# [Work required]
Once every line below with "icon" has been counted, state the total and nothing else.

(Records from a dataset)
·····

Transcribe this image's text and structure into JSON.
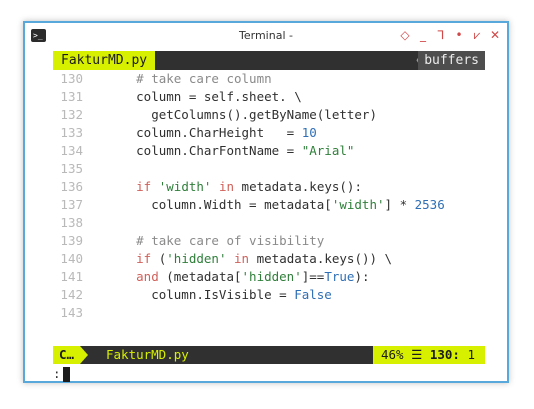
{
  "window": {
    "title": "Terminal -",
    "controls": [
      "◇",
      "_",
      "⅂",
      "•",
      "⩗",
      "✕"
    ]
  },
  "tabline": {
    "active_tab": "FakturMD.py",
    "buffers_label": "buffers"
  },
  "code": {
    "lines": [
      {
        "n": "130",
        "html": "      <span class=\"cm\"># take care column</span>"
      },
      {
        "n": "131",
        "html": "      column = self.sheet. \\"
      },
      {
        "n": "132",
        "html": "        getColumns().getByName(letter)"
      },
      {
        "n": "133",
        "html": "      column.CharHeight   = <span class=\"num\">10</span>"
      },
      {
        "n": "134",
        "html": "      column.CharFontName = <span class=\"str\">\"Arial\"</span>"
      },
      {
        "n": "135",
        "html": ""
      },
      {
        "n": "136",
        "html": "      <span class=\"kw\">if</span> <span class=\"str\">'width'</span> <span class=\"kw\">in</span> metadata.keys():"
      },
      {
        "n": "137",
        "html": "        column.Width = metadata[<span class=\"str\">'width'</span>] * <span class=\"num\">2536</span>"
      },
      {
        "n": "138",
        "html": ""
      },
      {
        "n": "139",
        "html": "      <span class=\"cm\"># take care of visibility</span>"
      },
      {
        "n": "140",
        "html": "      <span class=\"kw\">if</span> (<span class=\"str\">'hidden'</span> <span class=\"kw\">in</span> metadata.keys()) \\"
      },
      {
        "n": "141",
        "html": "      <span class=\"kw\">and</span> (metadata[<span class=\"str\">'hidden'</span>]==<span class=\"num\">True</span>):"
      },
      {
        "n": "142",
        "html": "        column.IsVisible = <span class=\"num\">False</span>"
      },
      {
        "n": "143",
        "html": ""
      }
    ]
  },
  "statusline": {
    "mode": "C…",
    "filename": "FakturMD.py",
    "percent": "46%",
    "line": "130:",
    "column": "1"
  },
  "cmdline": {
    "prompt": ":"
  },
  "colors": {
    "accent": "#d7f000",
    "border": "#58a8dc",
    "statusbar": "#303030"
  }
}
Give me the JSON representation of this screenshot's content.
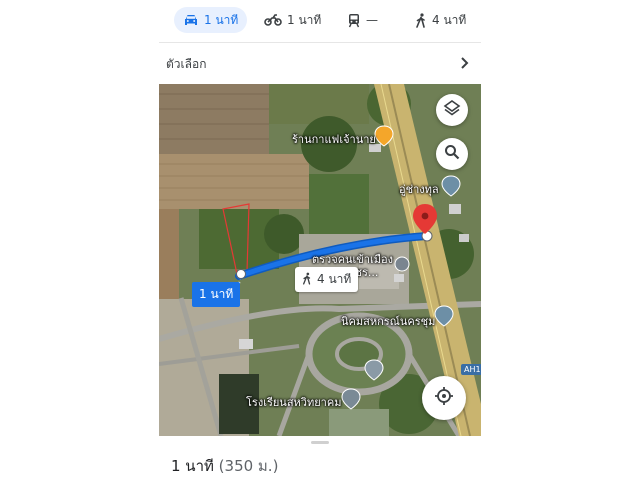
{
  "modes": {
    "drive": {
      "label": "1 นาที",
      "icon": "car-icon",
      "active": true
    },
    "motorcycle": {
      "label": "1 นาที",
      "icon": "motorcycle-icon"
    },
    "transit": {
      "label": "—",
      "icon": "train-icon"
    },
    "walk": {
      "label": "4 นาที",
      "icon": "walking-icon"
    }
  },
  "options": {
    "label": "ตัวเลือก"
  },
  "map": {
    "places": {
      "coffee": "ร้านกาแฟเจ้านาย",
      "garage": "อู่ช่างทุล",
      "immigration_line1": "ตรวจคนเข้าเมือง",
      "immigration_line2": "นเพชร...",
      "cooperative": "นิคมสหกรณ์นครชุม",
      "school": "โรงเรียนสหวิทยาคม"
    },
    "route_duration_badge": "1 นาที",
    "walk_badge": "4 นาที",
    "road_shield": "AH1",
    "route_color": "#1a73e8",
    "destination_pin_color": "#e53935"
  },
  "sheet": {
    "title": "1 นาที",
    "distance": "(350 ม.)"
  }
}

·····

# [Reply]
4